## Exercise aim
Scan the data below for the string "change". Copy every line where it appears.

### Records to use ###

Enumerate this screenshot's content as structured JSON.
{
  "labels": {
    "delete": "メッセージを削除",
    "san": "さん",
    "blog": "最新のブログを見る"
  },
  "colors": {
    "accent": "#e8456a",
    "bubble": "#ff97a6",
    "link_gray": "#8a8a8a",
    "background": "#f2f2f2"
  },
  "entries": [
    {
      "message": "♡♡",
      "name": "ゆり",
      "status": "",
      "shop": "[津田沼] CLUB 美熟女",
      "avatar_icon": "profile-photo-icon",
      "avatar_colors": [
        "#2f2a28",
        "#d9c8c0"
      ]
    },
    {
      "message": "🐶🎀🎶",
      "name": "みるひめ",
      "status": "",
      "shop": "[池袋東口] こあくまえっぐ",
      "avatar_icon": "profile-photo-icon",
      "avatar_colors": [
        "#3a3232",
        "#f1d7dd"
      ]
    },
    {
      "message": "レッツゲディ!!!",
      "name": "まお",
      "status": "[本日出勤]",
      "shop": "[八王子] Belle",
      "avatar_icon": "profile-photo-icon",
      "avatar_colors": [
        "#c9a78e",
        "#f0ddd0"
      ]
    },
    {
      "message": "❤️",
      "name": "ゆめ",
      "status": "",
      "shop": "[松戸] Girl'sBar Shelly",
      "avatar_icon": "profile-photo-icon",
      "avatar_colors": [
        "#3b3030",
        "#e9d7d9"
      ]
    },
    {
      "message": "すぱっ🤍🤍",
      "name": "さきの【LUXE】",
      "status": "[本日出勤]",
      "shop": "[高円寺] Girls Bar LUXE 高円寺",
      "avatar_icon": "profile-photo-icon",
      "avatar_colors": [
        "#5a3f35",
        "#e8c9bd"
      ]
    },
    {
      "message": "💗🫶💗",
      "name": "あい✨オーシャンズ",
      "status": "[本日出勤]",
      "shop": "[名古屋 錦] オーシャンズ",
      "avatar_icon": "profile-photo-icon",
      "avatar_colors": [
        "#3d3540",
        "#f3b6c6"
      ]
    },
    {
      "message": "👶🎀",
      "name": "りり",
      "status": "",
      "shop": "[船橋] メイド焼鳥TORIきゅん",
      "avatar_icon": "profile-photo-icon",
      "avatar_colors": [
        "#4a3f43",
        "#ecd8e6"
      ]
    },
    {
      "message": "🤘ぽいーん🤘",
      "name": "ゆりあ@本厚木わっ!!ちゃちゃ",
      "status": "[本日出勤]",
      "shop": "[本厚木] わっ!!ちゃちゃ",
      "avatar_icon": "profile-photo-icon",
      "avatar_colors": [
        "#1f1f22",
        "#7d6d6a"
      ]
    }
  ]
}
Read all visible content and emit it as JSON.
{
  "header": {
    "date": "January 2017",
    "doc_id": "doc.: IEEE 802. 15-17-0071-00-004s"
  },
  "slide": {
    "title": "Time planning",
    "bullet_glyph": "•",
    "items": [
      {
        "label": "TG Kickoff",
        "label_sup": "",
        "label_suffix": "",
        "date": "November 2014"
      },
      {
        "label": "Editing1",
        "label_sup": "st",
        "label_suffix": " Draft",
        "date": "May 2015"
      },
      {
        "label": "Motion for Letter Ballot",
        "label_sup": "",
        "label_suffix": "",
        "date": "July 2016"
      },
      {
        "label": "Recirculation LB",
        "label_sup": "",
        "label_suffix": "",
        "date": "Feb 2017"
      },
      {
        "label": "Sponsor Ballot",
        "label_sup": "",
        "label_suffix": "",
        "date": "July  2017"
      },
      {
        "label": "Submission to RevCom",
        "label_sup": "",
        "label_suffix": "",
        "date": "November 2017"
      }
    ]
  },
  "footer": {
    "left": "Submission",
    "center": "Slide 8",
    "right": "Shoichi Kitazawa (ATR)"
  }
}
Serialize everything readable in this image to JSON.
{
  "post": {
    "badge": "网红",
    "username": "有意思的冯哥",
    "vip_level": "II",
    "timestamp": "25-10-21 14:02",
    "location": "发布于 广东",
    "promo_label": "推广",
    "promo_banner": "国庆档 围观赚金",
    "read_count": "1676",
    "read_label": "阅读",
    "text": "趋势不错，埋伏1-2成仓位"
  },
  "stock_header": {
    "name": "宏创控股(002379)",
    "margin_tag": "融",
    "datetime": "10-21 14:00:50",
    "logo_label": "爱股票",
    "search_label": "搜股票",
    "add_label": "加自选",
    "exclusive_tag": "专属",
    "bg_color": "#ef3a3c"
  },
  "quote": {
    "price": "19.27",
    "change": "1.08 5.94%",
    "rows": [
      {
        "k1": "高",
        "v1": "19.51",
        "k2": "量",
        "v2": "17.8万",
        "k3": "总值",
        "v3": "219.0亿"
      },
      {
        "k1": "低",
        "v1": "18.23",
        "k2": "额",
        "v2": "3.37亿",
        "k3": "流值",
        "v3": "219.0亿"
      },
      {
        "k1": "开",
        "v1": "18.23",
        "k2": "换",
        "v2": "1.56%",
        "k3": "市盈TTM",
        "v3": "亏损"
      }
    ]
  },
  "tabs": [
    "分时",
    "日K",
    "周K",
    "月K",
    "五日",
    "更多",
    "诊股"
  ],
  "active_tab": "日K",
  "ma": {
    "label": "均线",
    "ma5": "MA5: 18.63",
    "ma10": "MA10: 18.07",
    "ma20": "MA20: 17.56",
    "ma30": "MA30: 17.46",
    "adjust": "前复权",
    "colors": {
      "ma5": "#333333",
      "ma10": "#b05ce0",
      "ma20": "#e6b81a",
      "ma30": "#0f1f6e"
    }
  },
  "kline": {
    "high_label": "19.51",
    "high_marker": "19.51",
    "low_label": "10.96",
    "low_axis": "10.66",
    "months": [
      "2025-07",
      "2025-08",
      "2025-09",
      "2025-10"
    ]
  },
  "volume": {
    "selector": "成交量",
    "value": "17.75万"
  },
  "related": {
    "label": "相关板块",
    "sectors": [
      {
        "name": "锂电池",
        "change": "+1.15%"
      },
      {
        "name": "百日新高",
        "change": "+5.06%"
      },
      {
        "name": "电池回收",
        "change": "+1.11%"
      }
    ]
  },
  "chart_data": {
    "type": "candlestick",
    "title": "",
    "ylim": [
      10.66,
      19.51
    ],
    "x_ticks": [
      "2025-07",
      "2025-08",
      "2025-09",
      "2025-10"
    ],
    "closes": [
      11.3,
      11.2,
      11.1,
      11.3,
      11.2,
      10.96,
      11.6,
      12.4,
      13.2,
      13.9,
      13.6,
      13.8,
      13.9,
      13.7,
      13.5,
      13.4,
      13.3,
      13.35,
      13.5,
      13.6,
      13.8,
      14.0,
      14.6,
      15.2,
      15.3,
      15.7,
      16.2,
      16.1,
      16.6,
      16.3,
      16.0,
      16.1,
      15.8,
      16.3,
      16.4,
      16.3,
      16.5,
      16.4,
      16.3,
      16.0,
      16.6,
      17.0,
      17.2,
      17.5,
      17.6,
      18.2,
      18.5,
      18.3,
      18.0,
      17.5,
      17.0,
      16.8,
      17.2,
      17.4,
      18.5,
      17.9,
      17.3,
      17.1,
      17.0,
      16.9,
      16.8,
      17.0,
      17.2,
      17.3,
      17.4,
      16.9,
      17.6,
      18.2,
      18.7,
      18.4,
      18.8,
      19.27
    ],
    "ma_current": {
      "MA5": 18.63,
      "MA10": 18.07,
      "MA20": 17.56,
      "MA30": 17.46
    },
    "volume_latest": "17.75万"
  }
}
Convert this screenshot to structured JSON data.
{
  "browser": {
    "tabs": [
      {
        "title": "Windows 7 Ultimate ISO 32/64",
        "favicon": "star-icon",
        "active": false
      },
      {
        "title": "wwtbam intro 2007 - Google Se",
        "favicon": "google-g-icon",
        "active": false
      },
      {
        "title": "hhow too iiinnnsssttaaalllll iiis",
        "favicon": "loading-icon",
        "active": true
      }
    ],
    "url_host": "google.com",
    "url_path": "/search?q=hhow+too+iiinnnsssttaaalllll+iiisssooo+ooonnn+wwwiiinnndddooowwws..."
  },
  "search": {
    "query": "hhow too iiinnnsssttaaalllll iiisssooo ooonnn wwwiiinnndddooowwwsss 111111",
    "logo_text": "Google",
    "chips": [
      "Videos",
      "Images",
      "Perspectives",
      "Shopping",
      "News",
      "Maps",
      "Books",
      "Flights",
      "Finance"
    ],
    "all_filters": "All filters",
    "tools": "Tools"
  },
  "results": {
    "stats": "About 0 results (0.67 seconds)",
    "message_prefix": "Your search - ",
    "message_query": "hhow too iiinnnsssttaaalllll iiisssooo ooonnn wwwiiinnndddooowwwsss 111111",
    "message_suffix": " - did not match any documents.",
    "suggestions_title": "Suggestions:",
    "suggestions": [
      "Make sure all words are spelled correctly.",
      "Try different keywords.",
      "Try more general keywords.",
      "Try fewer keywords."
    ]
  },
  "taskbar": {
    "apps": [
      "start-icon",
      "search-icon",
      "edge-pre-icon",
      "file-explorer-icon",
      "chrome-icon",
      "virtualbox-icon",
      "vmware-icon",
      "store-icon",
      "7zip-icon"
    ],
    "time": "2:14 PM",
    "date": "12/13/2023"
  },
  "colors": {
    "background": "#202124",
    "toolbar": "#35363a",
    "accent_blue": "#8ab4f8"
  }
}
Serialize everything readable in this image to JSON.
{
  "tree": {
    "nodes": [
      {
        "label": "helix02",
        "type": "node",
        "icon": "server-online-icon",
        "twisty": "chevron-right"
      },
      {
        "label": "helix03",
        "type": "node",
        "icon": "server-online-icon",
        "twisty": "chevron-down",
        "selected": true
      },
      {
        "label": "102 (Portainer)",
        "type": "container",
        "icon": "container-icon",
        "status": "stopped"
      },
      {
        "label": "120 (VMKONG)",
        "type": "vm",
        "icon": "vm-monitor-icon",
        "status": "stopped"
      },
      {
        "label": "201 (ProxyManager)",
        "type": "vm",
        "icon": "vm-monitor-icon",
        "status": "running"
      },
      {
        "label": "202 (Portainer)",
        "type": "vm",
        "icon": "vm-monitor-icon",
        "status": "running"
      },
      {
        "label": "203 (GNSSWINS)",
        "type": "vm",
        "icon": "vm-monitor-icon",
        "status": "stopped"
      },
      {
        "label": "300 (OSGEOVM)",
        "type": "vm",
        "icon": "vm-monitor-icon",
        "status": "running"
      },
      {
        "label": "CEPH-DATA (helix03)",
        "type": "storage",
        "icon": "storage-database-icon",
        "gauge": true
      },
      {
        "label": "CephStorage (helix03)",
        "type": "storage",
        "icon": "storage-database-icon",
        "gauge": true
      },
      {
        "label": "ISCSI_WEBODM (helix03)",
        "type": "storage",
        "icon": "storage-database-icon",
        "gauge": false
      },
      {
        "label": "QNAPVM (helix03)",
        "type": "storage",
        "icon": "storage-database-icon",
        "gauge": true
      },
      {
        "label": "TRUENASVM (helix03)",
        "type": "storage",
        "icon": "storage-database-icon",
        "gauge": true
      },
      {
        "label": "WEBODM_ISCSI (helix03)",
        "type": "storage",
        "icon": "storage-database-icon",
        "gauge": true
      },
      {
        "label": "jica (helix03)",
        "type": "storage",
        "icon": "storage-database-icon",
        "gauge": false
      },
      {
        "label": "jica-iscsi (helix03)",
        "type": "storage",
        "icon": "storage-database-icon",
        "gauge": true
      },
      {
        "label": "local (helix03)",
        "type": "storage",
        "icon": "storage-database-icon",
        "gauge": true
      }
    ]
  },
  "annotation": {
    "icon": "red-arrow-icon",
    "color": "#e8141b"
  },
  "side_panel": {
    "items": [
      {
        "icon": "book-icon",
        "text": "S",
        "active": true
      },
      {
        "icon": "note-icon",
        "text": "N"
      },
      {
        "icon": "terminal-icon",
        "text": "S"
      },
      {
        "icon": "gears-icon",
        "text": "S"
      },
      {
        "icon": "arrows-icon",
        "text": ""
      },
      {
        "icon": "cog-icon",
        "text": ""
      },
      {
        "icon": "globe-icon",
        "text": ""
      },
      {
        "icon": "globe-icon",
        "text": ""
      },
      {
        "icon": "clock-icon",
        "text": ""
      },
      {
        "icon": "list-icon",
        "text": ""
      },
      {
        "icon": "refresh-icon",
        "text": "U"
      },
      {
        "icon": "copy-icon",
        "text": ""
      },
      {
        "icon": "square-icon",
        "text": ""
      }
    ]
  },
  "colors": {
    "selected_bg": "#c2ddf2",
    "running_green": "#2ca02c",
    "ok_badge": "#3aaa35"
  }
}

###

## Response to the exercise
    "change": "1.08 5.94%",
        "change": "+1.15%"
        "change": "+5.06%"
        "change": "+1.11%"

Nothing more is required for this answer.